A New Monastery In The Carpathians
Below we present an abridged translation of a conversation with Archimandrite Peter (Priadko), the head of the monastery of the holy great-martyr and healer Panteleimon in Kamenko in the Diocese of Mukachevo-Uzhgorod in Carpatho-Russia, at present in the Transcarpathian Region of the Ukraine.
This first appeared on the pravoslavie.ru website at the end of January 2007. It reminds us that the contemporary Russian Orthodox Church is opening three new churches every day and one new monastic house every week. Who would not wish to support and take communion with such a Church?
‘Our monastery is not new, it was founded in 2000 and, from a worldly point of view, its foundation was not ordinary. In the nearby village of Osy, there lived a retired priest, Fr George Petrovtsy. He was then over sixty, suffered from bad health and wished to become a monk.
Now, one Easter he had a dream, which was repeated three times on three nights in a row. He dreamed that he was sitting on a hill and, on the hill opposite, across a small river, he could see a wonderful monastery. A voice from heaven spoke to Fr George: ‘Build a monastery in this place’. He took this as a Divine command and began to seek out the place he had seen in his dream. He found it in Kamenko.
Two donors appeared with the necessary funds and they began to build. First they put up a cross, then a wooden chapel and then a large stone church. It took Fr George three years to build the monastery, after which he passed away very quickly. There are now four of us in the monastery and we are finishing off the inside of the stone church. We have daily services and do missionary work in Irshava, the nearest big town.

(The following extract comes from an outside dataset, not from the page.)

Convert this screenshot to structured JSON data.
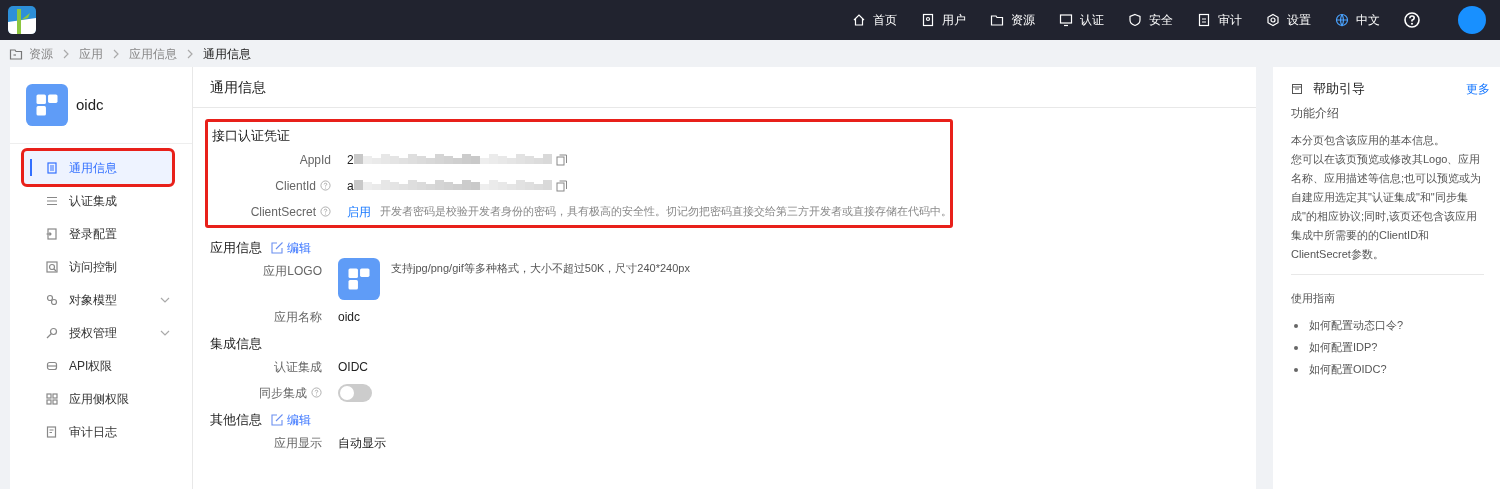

In the area around Irshava there are three convents but only one monastery - ours.
Recently, a family that lives in the forests nearby told us that monks had lived here before us. We found several old monastic cells, cut out of the cliffs, similar to those in the Kiev Caves Monastery. We found one large cell, cut out in the form of a cross. This cell has excellent acoustics and we think it used to be a church. We hope to start services there again. We believe that these caves were created about 150 years ago. Originally, they were perhaps made long ago by iron ore miners and then abandoned. However, Orthodox monks may have come here, when they were persecuted by Uniatism.
Although most of our monks are from Kiev, we also have parishioners from the local village, even though that is three miles away and our services are all monastic. But the Carpatho-Russians are very devout. We are helped by our excellent relations with the local authorities, who strongly support us. The village has a new Orthodox church, built twelve years ago. It is big for a village church, but typical for Carpatho-Russia. The village also has a Uniat church, which is about 200 years old. The old Orthodox church, which was made of wood, was pulled down by the Communists in 1947.
In Carpatho-Russia there is a monastery or convent in nearly every large village. There are now some forty monastic houses in Transcarpathia. The Orthodox Faith here is very strong. Church tradition has continued without interruption ever since Sts Cyril and Methodius, the enlighteners of Carpatho-Russia. Thus, it was local people who started to build the monastery. They built the wooden chapel, where we started to serve the Divine liturgy. On feast-days the local people get their national costumes out of their trunks. At Christmas they sing carols and come to the monastery and sing them. On Sundays all the parishioners take part in the service, singing the melodies all together…’.
Translated by Priest Andrew Phillips.